After his awakening the Buddha considered turning-away from the people, the culture and, society he was born into and, just leaving them all to their own destiny. He thought it was pointless to help people to understand - what he had understood - as the people around him had to much ‘dust in their eyes’. They could not see ‘anything’ clearly due to their defilements - their erroneous perceptions. Fortunately, he changed his mind and decided that ‘some’ might be able to ‘see’ if they were assisted by him. Their perceptions could be purified - they could gain greater clarity - through practicing the middle-way. He then spent the remainder of his long-life in constant service to others - without discrimination. Trying - tirelessly - to better human-beings so that they could enjoy ‘real peace’ and live harmoniously together with kindness and generosity. He taught people how to find peace in themselves and how to live harmoniously together through caring for each other in practical ways, through helping those in the greatest need and, through looking after the natural world - plants, animals, the creatures in the forests etc. - and those that lived with human beings.

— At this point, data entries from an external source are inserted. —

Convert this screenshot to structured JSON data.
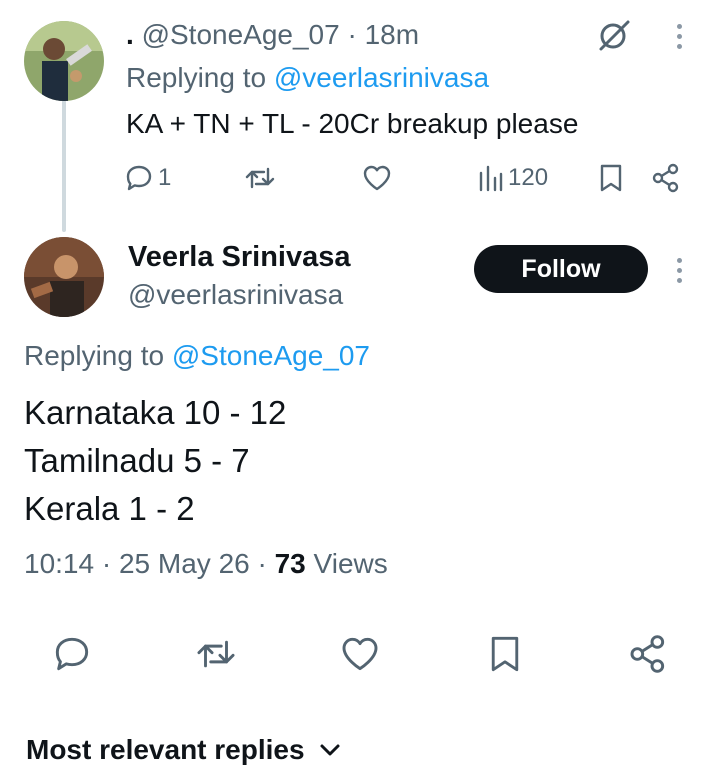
{
  "reply_tweet": {
    "author_name": ".",
    "handle": "@StoneAge_07",
    "separator": "·",
    "time": "18m",
    "replying_prefix": "Replying to",
    "replying_handle": "@veerlasrinivasa",
    "text": "KA + TN + TL - 20Cr breakup please",
    "reply_count": "1",
    "views_count": "120"
  },
  "main_tweet": {
    "display_name": "Veerla Srinivasa",
    "handle": "@veerlasrinivasa",
    "follow_label": "Follow",
    "replying_prefix": "Replying to",
    "replying_handle": "@StoneAge_07",
    "lines": [
      "Karnataka 10 - 12",
      "Tamilnadu 5 - 7",
      "Kerala 1 - 2"
    ],
    "time": "10:14",
    "sep1": "·",
    "date": "25 May 26",
    "sep2": "·",
    "views_count": "73",
    "views_label": "Views"
  },
  "sort": {
    "label": "Most relevant replies"
  },
  "colors": {
    "text": "#0f1419",
    "muted": "#536471",
    "link": "#1d9bf0",
    "button_bg": "#0f1419",
    "thread_line": "#cfd9de"
  },
  "icons": {
    "reply": "reply-bubble-icon",
    "retweet": "retweet-icon",
    "like": "heart-icon",
    "views": "bar-chart-icon",
    "bookmark": "bookmark-icon",
    "share": "share-icon",
    "more": "more-vertical-icon",
    "grok": "grok-icon",
    "chevron": "chevron-down-icon"
  }
}
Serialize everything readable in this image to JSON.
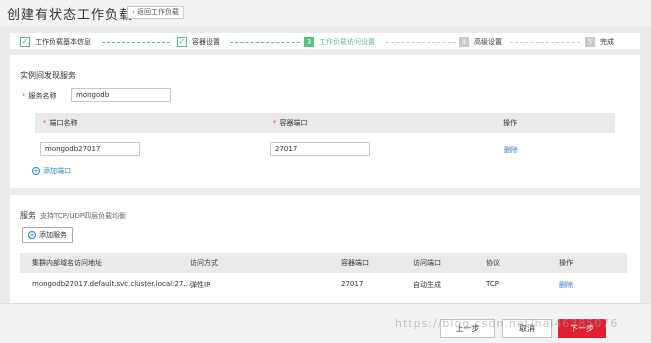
{
  "header": {
    "title": "创建有状态工作负载",
    "back_label": "返回工作负载",
    "back_icon": "chevron-left-icon"
  },
  "steps": [
    {
      "label": "工作负载基本信息",
      "state": "done",
      "mark": "✓"
    },
    {
      "label": "容器设置",
      "state": "done",
      "mark": "✓"
    },
    {
      "label": "工作负载访问设置",
      "state": "active",
      "mark": "3"
    },
    {
      "label": "高级设置",
      "state": "todo",
      "mark": "4"
    },
    {
      "label": "完成",
      "state": "todo",
      "mark": "5"
    }
  ],
  "discovery": {
    "title": "实例间发现服务",
    "service_name_label": "服务名称",
    "service_name_value": "mongodb",
    "required_mark": "*",
    "port_table": {
      "col_port_name": "端口名称",
      "col_container_port": "容器端口",
      "col_action": "操作",
      "row": {
        "port_name": "mongodb27017",
        "container_port": "27017",
        "action": "删除"
      }
    },
    "add_port_label": "添加端口"
  },
  "service": {
    "title": "服务",
    "subtitle": "支持TCP/UDP四层负载均衡",
    "add_service_label": "添加服务",
    "table": {
      "headers": [
        "集群内部域名访问地址",
        "访问方式",
        "容器端口",
        "访问端口",
        "协议",
        "操作"
      ],
      "row": {
        "address": "mongodb27017.default.svc.cluster.local:27…",
        "access_type": "弹性IP",
        "container_port": "27017",
        "access_port": "自动生成",
        "protocol": "TCP",
        "action": "删除"
      }
    }
  },
  "footer": {
    "prev_label": "上一步",
    "cancel_label": "取消",
    "next_label": "下一步"
  },
  "watermark": "https://blog.csdn.net/hai46385076",
  "colors": {
    "accent_green": "#5cbf86",
    "link_blue": "#2f80c0",
    "primary_red": "#e0202f",
    "required_red": "#e0503a"
  }
}
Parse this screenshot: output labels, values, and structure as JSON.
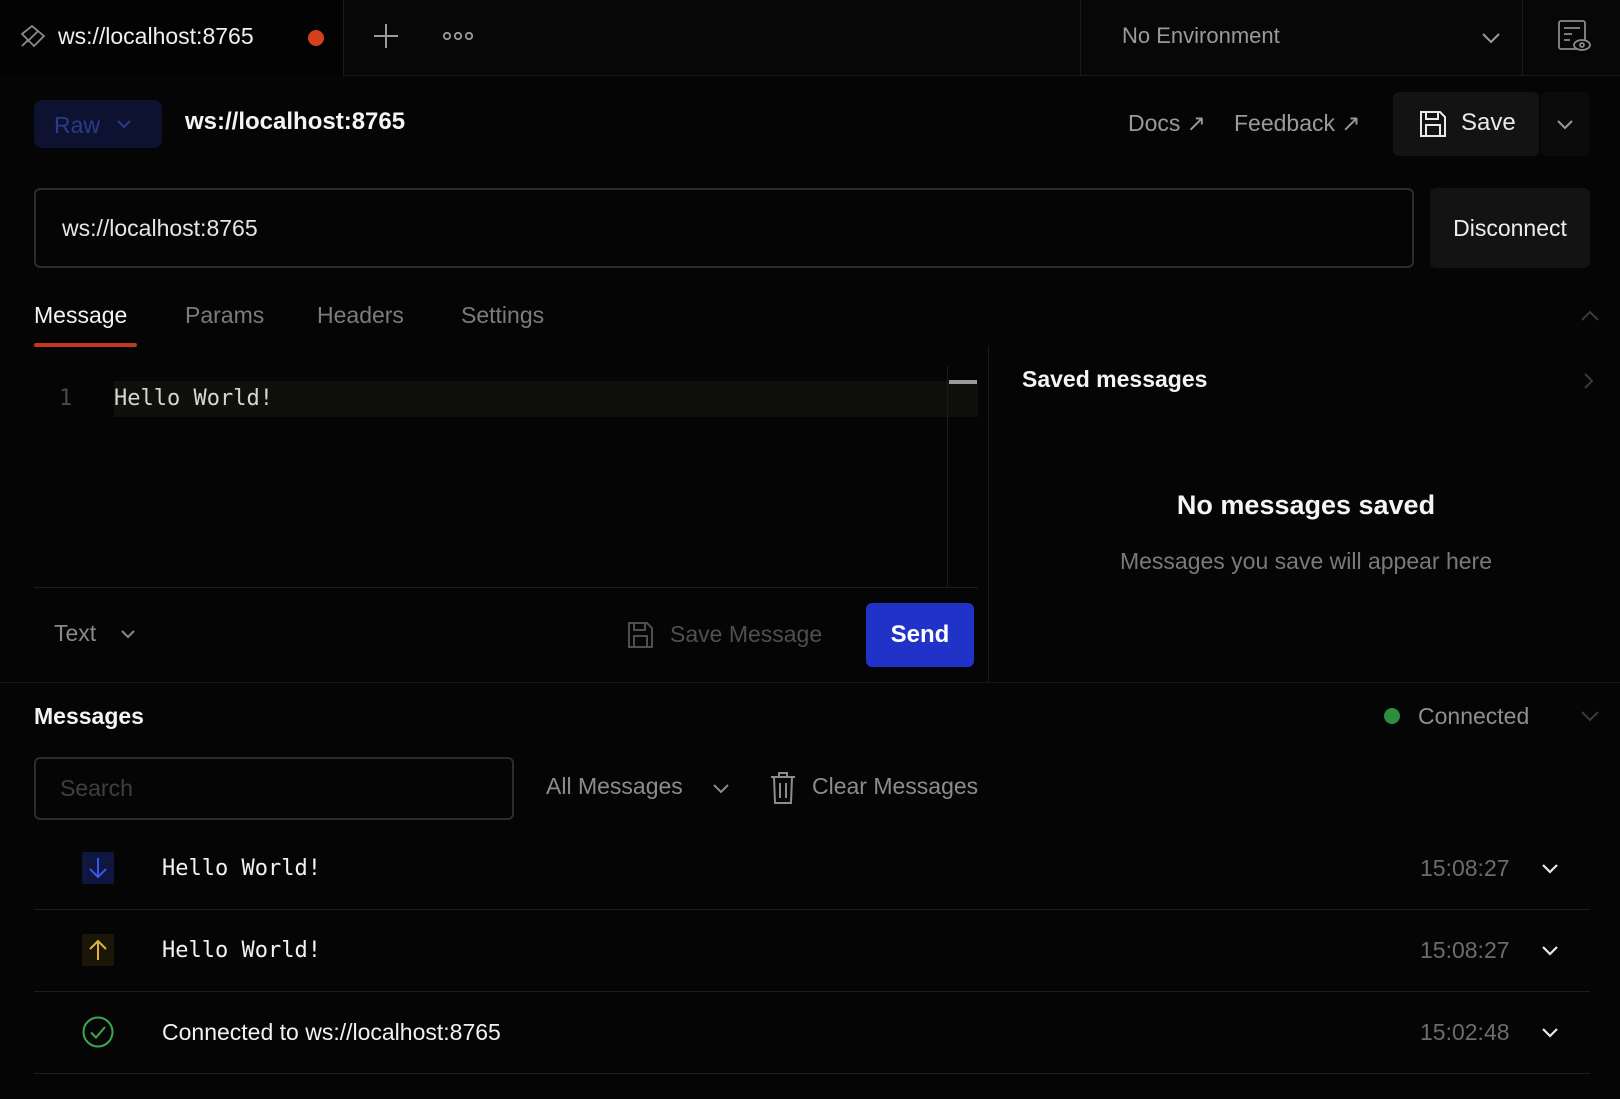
{
  "tabs": [
    {
      "title": "ws://localhost:8765",
      "unsaved": true
    }
  ],
  "environment": {
    "label": "No Environment"
  },
  "request": {
    "mode": "Raw",
    "title": "ws://localhost:8765",
    "docs_label": "Docs ↗",
    "feedback_label": "Feedback ↗",
    "save_label": "Save",
    "url": "ws://localhost:8765",
    "disconnect_label": "Disconnect",
    "tabs": [
      "Message",
      "Params",
      "Headers",
      "Settings"
    ],
    "active_tab": "Message"
  },
  "editor": {
    "line_number": "1",
    "content": "Hello World!",
    "format": "Text",
    "save_message_label": "Save Message",
    "send_label": "Send"
  },
  "saved_messages": {
    "title": "Saved messages",
    "empty_title": "No messages saved",
    "empty_subtitle": "Messages you save will appear here"
  },
  "messages": {
    "title": "Messages",
    "status": "Connected",
    "status_color": "#2d8f3c",
    "search_placeholder": "Search",
    "filter": "All Messages",
    "clear_label": "Clear Messages",
    "items": [
      {
        "direction": "incoming",
        "icon": "arrow-down-icon",
        "text": "Hello World!",
        "time": "15:08:27"
      },
      {
        "direction": "outgoing",
        "icon": "arrow-up-icon",
        "text": "Hello World!",
        "time": "15:08:27"
      },
      {
        "direction": "info",
        "icon": "check-circle-icon",
        "text": "Connected to ws://localhost:8765",
        "time": "15:02:48"
      }
    ]
  },
  "colors": {
    "accent": "#2132c9",
    "unsaved_dot": "#d3401d",
    "active_tab_underline": "#c0391a",
    "incoming": "#3b57e6",
    "outgoing": "#e0b43a",
    "success": "#3fa652"
  }
}
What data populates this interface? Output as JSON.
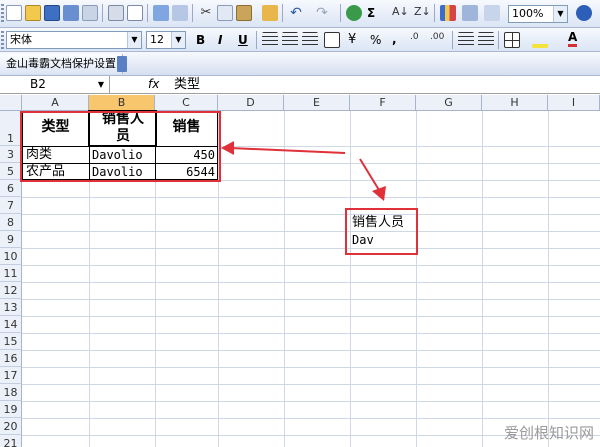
{
  "toolbar": {
    "zoom": "100%",
    "font_name": "宋体",
    "font_size": "12",
    "bold": "B",
    "italic": "I",
    "underline": "U",
    "percent": "%",
    "comma": ",",
    "sigma": "Σ",
    "font_color_label": "A"
  },
  "plugin_bar": {
    "title": "金山毒霸文档保护设置"
  },
  "formula_bar": {
    "name_box": "B2",
    "fx": "fx",
    "value": "类型"
  },
  "columns": [
    "A",
    "B",
    "C",
    "D",
    "E",
    "F",
    "G",
    "H",
    "I"
  ],
  "rows": [
    "1",
    "3",
    "5",
    "6",
    "7",
    "8",
    "9",
    "10",
    "11",
    "12",
    "13",
    "14",
    "15",
    "16",
    "17",
    "18",
    "19",
    "20",
    "21"
  ],
  "table": {
    "headers": [
      "类型",
      "销售人员",
      "销售"
    ],
    "rows": [
      {
        "type": "肉类",
        "person": "Davolio",
        "sales": "450"
      },
      {
        "type": "农产品",
        "person": "Davolio",
        "sales": "6544"
      }
    ]
  },
  "callout": {
    "line1": "销售人员",
    "line2": "Dav"
  },
  "watermark": "爱创根知识网",
  "colors": {
    "accent_red": "#e0303a",
    "selected_col": "#f8c66c"
  }
}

What kind of renunciation is this - that the Buddha practiced and taught? It seemed to involve a great deal of practical (hands on) engagement in his culture and society? Was the Buddha a false-renunciate? If he was a real renunciate why did he not turn away from the world - why should he be concerned with the lives of people and animals - wild and domesticated?